18) Sirens. You can tell how important the person being transported in an ambulance is by the volume of the sirens. The louder the sirens, the more important the patient is. As if eh?!
19) Facebook. An example of how Communists control, Facebook is blocked in VN. Easiest way to get around – free proxy websites.
20) Converting currency. This service is usually offered at higher end hotels. If not, it’s pretty easy to get your money exchanged without too much worrying. Find a gold/jewellery store (it has to be gold, not just any random jewellery). Many places will post daily exchange rates for gold and CAD/US dollars. If you are satisfied with the rates, just ask them to exchange! (Find a privately owned store on the streets, not one in upscale malls! ;))
You should know how to find a gold store… IT WILL BE GOLD. If it doesn’t look anything like the picture below… go find a place that does!
21) Staring. Be prepared for lots of staring and hushed whispering. Doesn’t matter if you’re Asian, even Vietnamese. Locals can tell you’re a foreigner by your looks, your clothes and the way you carry yourself. As soon as you open your mouth to talk, you’re done. Vietnamese people love to gossip and talk about others, don’t be surprised to hear that you were the center of a conservation held by people you don’t even know.
22) Bargaining. Always always bargain when you are buying because you can be sure you’re being ripped off, especially when you’re a foreigner. Perhaps you don’t find it as a rip-off because the prices are cheaper than anything you can find here, but it’s a culture thing. You are expected to bargain, if you don’t, you are considered a fool. People will not take offense if you bargain, they will either accept your offer or they won’t. Markets always have at least 10 other stalls selling the same items, if you think you can get it cheaper at another stall, go check it out. You can always come back and buy later. And it is never a bad idea to go shopping with a local and have him/her bargain for you!

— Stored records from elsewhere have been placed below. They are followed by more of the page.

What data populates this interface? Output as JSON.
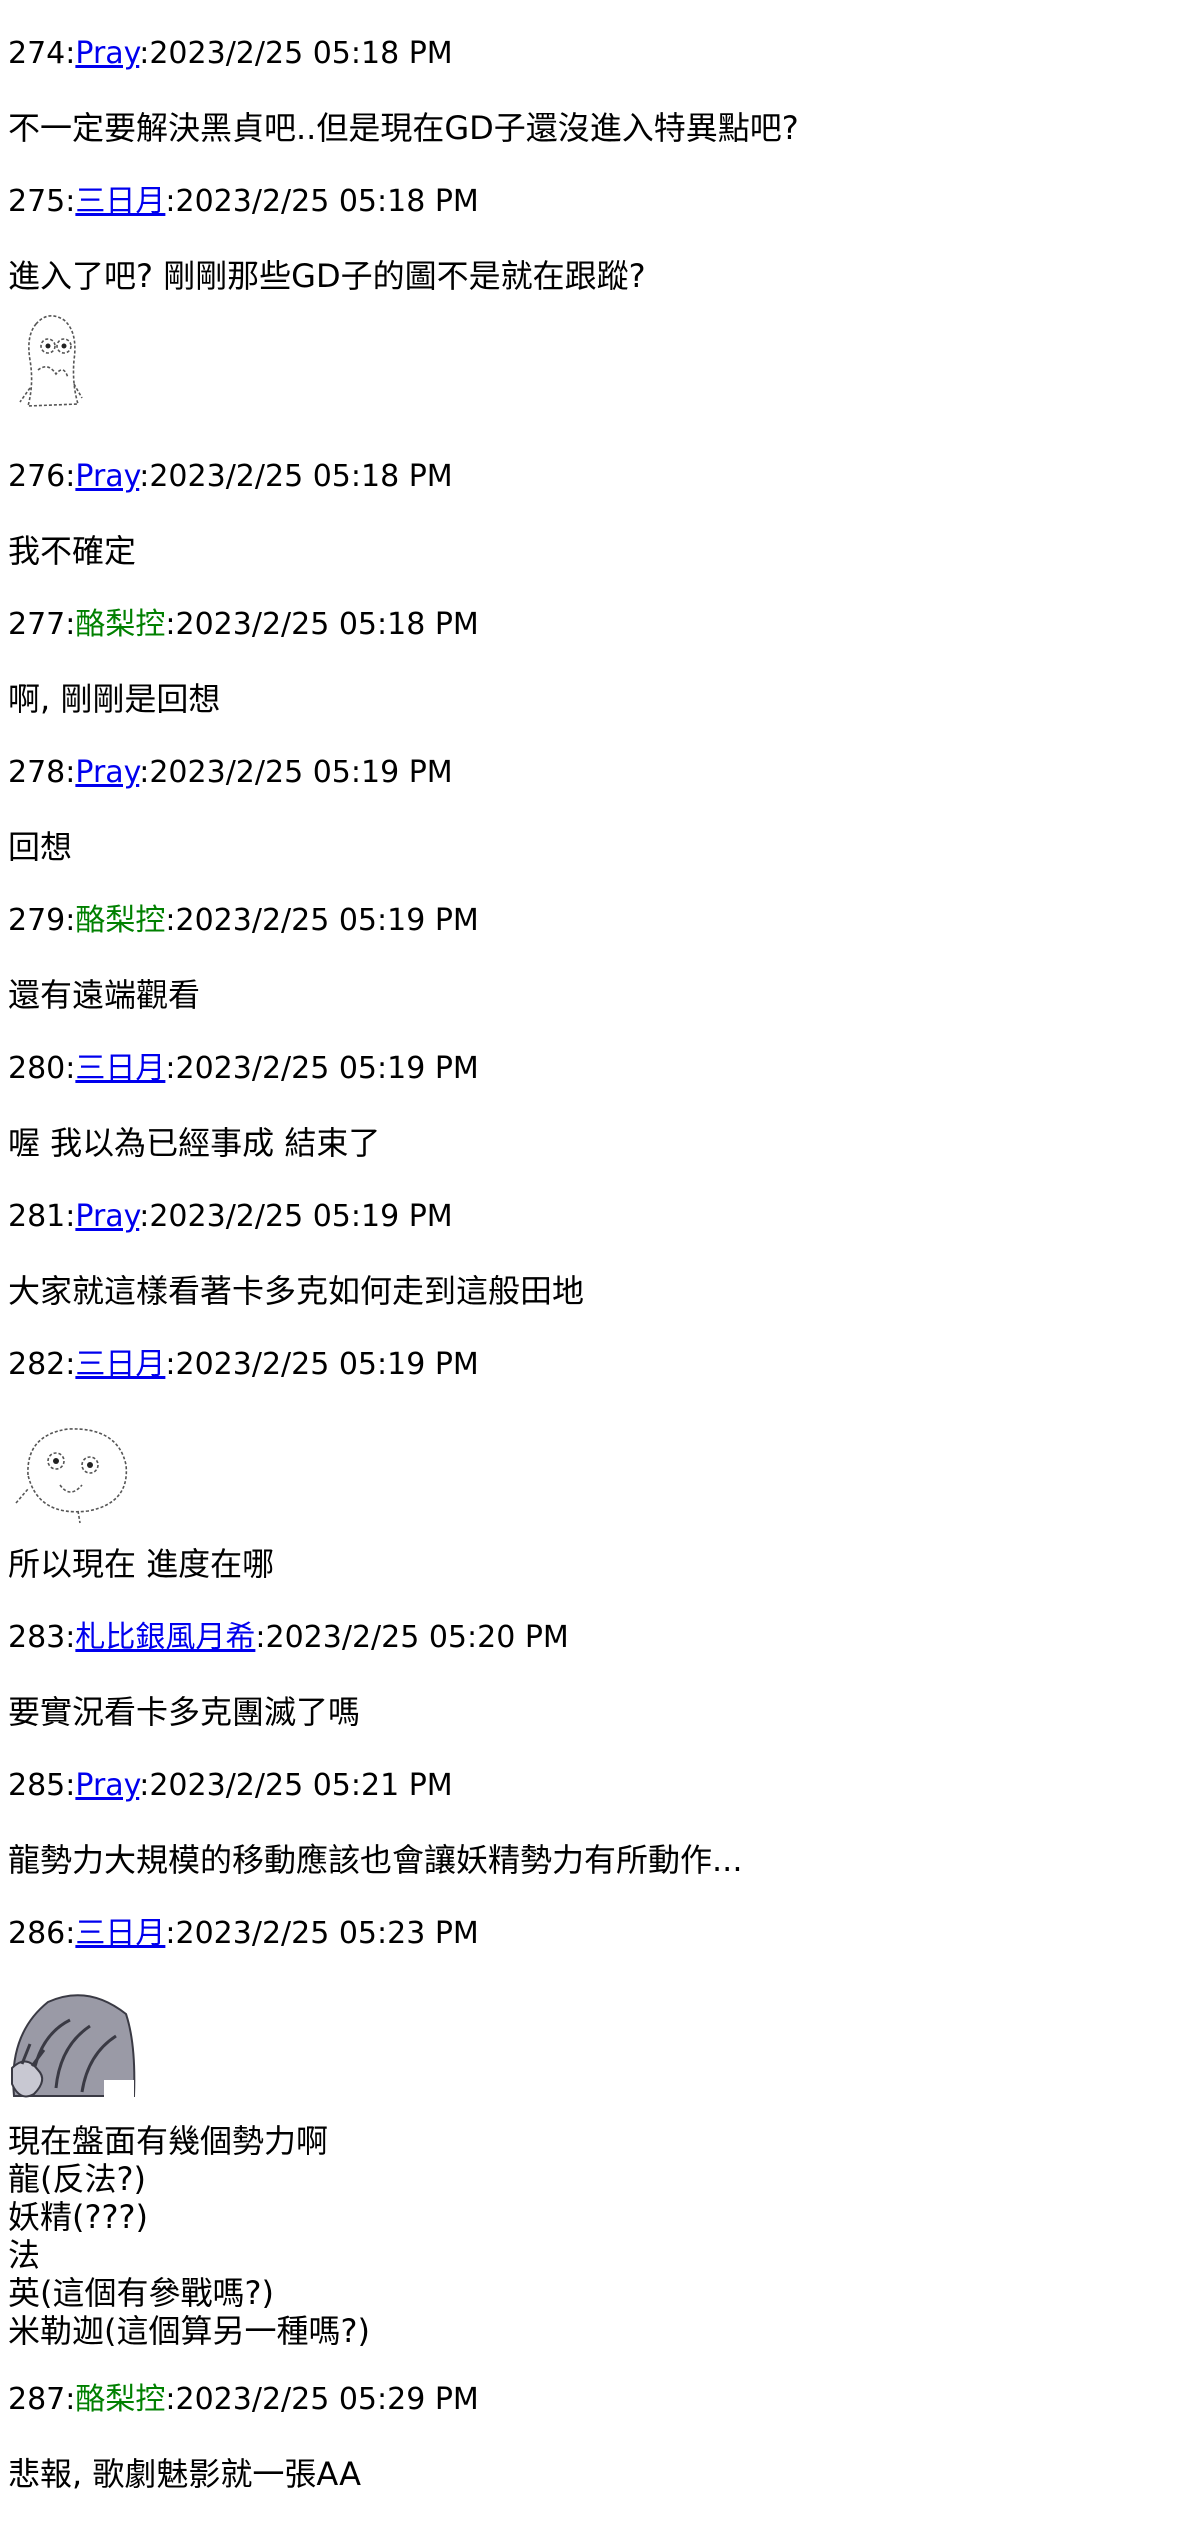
{
  "posts": [
    {
      "num": "274",
      "author": "Pray",
      "author_linked": true,
      "time": "2023/2/25 05:18 PM",
      "lines": [
        "不一定要解決黑貞吧..但是現在GD子還沒進入特異點吧?"
      ]
    },
    {
      "num": "275",
      "author": "三日月",
      "author_linked": true,
      "time": "2023/2/25 05:18 PM",
      "lines": [
        "進入了吧? 剛剛那些GD子的圖不是就在跟蹤?"
      ],
      "art": "sketch-ghost"
    },
    {
      "num": "276",
      "author": "Pray",
      "author_linked": true,
      "time": "2023/2/25 05:18 PM",
      "lines": [
        "我不確定"
      ]
    },
    {
      "num": "277",
      "author": "酪梨控",
      "author_linked": false,
      "time": "2023/2/25 05:18 PM",
      "lines": [
        "啊, 剛剛是回想"
      ]
    },
    {
      "num": "278",
      "author": "Pray",
      "author_linked": true,
      "time": "2023/2/25 05:19 PM",
      "lines": [
        "回想"
      ]
    },
    {
      "num": "279",
      "author": "酪梨控",
      "author_linked": false,
      "time": "2023/2/25 05:19 PM",
      "lines": [
        "還有遠端觀看"
      ]
    },
    {
      "num": "280",
      "author": "三日月",
      "author_linked": true,
      "time": "2023/2/25 05:19 PM",
      "lines": [
        "喔 我以為已經事成 結束了"
      ]
    },
    {
      "num": "281",
      "author": "Pray",
      "author_linked": true,
      "time": "2023/2/25 05:19 PM",
      "lines": [
        "大家就這樣看著卡多克如何走到這般田地"
      ]
    },
    {
      "num": "282",
      "author": "三日月",
      "author_linked": true,
      "time": "2023/2/25 05:19 PM",
      "art_before": "sketch-face",
      "lines": [
        "所以現在 進度在哪"
      ]
    },
    {
      "num": "283",
      "author": "札比銀風月希",
      "author_linked": true,
      "time": "2023/2/25 05:20 PM",
      "lines": [
        "要實況看卡多克團滅了嗎"
      ]
    },
    {
      "num": "285",
      "author": "Pray",
      "author_linked": true,
      "time": "2023/2/25 05:21 PM",
      "lines": [
        "龍勢力大規模的移動應該也會讓妖精勢力有所動作..."
      ]
    },
    {
      "num": "286",
      "author": "三日月",
      "author_linked": true,
      "time": "2023/2/25 05:23 PM",
      "art_before": "gray-character",
      "tight": true,
      "lines": [
        "現在盤面有幾個勢力啊",
        "龍(反法?)",
        "妖精(???)",
        "法",
        "英(這個有參戰嗎?)",
        "米勒迦(這個算另一種嗎?)"
      ]
    },
    {
      "num": "287",
      "author": "酪梨控",
      "author_linked": false,
      "time": "2023/2/25 05:29 PM",
      "lines": [
        "悲報, 歌劇魅影就一張AA"
      ]
    }
  ]
}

And that marks the end of my OBSERVING VIETNAM posts!
I hope you learned something, because that would just be cool 🙂